Pep Guardiola will quit Bayern Munich at the end of the season having already given the stamp of approval to his successor Carlo Ancelotti.
Guardiola jetted home to Spain on Sunday for Christmas leaving Bayern to announce he will not extend his three-year contract, with Ancelotti to take over as coach next season. The 56-year-old, who was sacked by Real Madrid in May, comes with a wealth of experience and has a better Champions League record than Guardiola.
He has won 16 major trophies with Chelsea, AC Milan, Real Madrid and Paris St-Germain and will eventually inherit a Bayern team currently enjoying an eight-point lead in the Bundesliga. The Italian has won the Champions League three times, with AC Milan in 2003 and 2007 and then with Real in 2014, compared to Guardiola’s two wins with Barcelona in 2009 and 2011.
“I can say about Carlo, that he’s a super person and a super trainer,” Guardiola said on Friday.
“We’ve had plenty of contact during our careers, with AC Milan and Barcelona respectively, plus Uefa events, and we get on really well.”
Chairman Karl-Heinz Rummenigge had promised Bayern fans a ‘Christmas surprise’ after Saturday’s final game of 2015, but it turned into the worst kept secret in German football.
Ancelotti was first linked to Bayern weeks ago and media reports last Friday confidently predicted Guardiola would not extend his contract, which expires in May. On Saturday, German daily Bild even profiled Ancelotti’s wife, Canadian Mariann Barena McClay, 45, as well as the Italian’s motivational tactics and taste for fine food.
Guardiola is the self-confessed perfectionist who admits wanting to see his team hog ball possession, while Ancelotti is the guiding father figure with a proven track record.
In turn, the Bavarian giants offer Ancelotti the chance to pick up his career after a stressful two-year stint with Real, who sacked him in May. Real poached him from Paris Saint-Germain to replace Jose Mourinho at the Bernabeu in 2013.
After the highs of a four-trophy haul in the 2013-2014 season, which included the Champions League and Spanish Cup, Ancelotti was relieved of his duties just 12 months after delivering the ‘decima’ -- a tenth European crown for Real.
Madrid had won the 2014 Club World Cup on a streak of 22 consecutive victories between September and December that year to add to the Copa del Rey and Uefa Super Cup. But Ancelotti’s reign was ended six months later when Real were beaten by a treble-winning Barcelona in La Liga and eliminated by city rivals Atletico Madrid in the Spanish Cup.
Real also failed to reach last season’s Champions League final in Berlin after losing to Juventus in the semi-finals.

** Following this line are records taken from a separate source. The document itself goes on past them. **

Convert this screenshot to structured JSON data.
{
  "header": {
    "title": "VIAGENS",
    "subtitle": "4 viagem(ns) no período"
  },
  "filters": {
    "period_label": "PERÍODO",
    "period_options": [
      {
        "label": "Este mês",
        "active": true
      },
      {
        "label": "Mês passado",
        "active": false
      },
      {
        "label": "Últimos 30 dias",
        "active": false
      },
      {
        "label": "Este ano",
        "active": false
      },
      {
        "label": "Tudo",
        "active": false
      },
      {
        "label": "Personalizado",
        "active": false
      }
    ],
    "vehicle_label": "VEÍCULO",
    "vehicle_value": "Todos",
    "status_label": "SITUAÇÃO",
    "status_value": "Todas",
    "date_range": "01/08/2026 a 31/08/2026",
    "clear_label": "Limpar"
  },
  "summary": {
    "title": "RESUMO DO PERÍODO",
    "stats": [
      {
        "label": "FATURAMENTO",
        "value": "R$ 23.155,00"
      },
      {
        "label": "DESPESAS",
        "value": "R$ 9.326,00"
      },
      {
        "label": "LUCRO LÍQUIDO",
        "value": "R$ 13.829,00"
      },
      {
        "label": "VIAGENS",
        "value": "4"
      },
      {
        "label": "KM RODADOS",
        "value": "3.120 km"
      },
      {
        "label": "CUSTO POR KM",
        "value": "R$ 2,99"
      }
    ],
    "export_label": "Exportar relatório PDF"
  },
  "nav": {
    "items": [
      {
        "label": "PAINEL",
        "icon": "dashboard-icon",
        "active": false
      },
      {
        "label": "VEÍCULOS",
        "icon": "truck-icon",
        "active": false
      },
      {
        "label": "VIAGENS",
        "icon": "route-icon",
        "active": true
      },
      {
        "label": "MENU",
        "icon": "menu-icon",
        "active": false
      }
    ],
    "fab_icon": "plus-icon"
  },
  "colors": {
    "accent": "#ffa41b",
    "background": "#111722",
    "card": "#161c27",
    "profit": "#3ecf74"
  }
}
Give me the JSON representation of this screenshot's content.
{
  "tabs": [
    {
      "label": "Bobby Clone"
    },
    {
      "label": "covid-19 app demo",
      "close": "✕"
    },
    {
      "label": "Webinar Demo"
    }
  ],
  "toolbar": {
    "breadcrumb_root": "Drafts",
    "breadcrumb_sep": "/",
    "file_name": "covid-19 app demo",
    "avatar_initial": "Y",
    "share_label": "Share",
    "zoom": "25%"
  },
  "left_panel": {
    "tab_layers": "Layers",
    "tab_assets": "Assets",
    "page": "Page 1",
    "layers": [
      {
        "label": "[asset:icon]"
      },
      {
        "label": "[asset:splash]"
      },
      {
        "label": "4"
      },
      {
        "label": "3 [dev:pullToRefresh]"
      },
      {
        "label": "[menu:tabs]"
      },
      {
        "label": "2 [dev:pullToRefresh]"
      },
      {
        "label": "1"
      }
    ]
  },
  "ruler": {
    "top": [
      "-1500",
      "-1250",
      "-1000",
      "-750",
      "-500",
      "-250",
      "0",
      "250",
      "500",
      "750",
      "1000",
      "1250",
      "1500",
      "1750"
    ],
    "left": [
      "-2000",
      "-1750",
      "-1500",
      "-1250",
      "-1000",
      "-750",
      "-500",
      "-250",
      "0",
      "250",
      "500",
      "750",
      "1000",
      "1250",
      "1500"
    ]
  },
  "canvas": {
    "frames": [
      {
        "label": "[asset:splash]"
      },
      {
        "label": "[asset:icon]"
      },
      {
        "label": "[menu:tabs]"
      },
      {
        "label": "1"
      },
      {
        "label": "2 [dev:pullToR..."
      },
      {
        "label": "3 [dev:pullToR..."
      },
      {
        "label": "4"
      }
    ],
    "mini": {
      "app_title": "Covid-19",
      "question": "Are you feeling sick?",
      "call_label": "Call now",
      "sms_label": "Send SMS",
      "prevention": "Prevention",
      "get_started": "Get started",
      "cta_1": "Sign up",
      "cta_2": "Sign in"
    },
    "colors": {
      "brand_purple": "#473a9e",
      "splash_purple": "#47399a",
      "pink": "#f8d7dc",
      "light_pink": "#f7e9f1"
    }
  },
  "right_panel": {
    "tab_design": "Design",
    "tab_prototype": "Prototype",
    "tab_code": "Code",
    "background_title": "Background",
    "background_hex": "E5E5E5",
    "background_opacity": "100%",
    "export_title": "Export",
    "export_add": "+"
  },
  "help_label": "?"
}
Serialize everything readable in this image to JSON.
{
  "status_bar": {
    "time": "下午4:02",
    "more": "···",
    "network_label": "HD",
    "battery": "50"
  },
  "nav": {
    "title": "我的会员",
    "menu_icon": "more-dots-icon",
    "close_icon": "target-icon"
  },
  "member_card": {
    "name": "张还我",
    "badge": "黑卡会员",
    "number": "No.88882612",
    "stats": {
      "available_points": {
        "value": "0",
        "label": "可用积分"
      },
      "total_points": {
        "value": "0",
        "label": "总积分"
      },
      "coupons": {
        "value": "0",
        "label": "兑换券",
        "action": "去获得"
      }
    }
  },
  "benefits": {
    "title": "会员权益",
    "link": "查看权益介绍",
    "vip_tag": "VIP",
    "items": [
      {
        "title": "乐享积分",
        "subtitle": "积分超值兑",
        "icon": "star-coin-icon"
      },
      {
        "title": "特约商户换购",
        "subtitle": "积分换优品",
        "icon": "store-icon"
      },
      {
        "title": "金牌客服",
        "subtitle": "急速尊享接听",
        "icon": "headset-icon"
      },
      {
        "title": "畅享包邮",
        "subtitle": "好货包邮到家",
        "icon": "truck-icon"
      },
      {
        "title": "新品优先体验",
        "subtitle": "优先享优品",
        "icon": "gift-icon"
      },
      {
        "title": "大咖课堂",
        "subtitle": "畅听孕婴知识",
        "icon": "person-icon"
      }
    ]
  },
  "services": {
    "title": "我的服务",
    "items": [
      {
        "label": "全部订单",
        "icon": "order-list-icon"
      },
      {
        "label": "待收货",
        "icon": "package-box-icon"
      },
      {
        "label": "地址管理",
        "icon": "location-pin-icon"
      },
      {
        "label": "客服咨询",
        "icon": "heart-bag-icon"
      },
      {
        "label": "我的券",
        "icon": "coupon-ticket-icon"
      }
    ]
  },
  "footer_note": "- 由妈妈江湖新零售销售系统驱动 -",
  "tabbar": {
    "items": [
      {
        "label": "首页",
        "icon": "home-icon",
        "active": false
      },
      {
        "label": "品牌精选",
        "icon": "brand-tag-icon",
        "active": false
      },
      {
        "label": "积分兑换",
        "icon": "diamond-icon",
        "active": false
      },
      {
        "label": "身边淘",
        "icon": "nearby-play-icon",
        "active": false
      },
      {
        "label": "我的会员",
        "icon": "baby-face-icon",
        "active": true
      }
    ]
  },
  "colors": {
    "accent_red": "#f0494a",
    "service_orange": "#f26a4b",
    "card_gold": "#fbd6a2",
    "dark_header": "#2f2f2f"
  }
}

But Ancelotti, who former Milan star Paolo Maldini once described as a “teddy bear” who never loses his temper, will inherit a star-studded Bayern squad despite the fading powers of the likes of injury-prone forwards Arjen Robben and Franck Ribery.
The addition of wingers Douglas Costa and Kingsley Coman this season has covered that weakness, while forwards Robert Lewandowski and Thomas Muller have already claimed 29 goals in the Bundesliga alone.
Bayern’s domination in Germany’s top flight offers Ancelotti the chance to boost his numbers when it comes to national league titles. In 20 years as a coach, he has delivered just three -- Serie A in 2004 with Milan, the Premier League in 2010 with Chelsea and Ligue 1 with PSG in 2013.
Bayern have won the Bundesliga at a canter for each of the last three seasons, something which the Italian admitted he found boring only last October. “I must confess that I cannot enjoy watching Bayern’s games,” said Ancelotti. “There’s just not enough competition for them.”
But Bayern’s squad and their fans will head into 2016 reassured the club will have another big-name coach at the helm.
“When I learnt that they (Bayern) were interested in me, any other team was out of the question,” wrote Ancelotti on Twitter.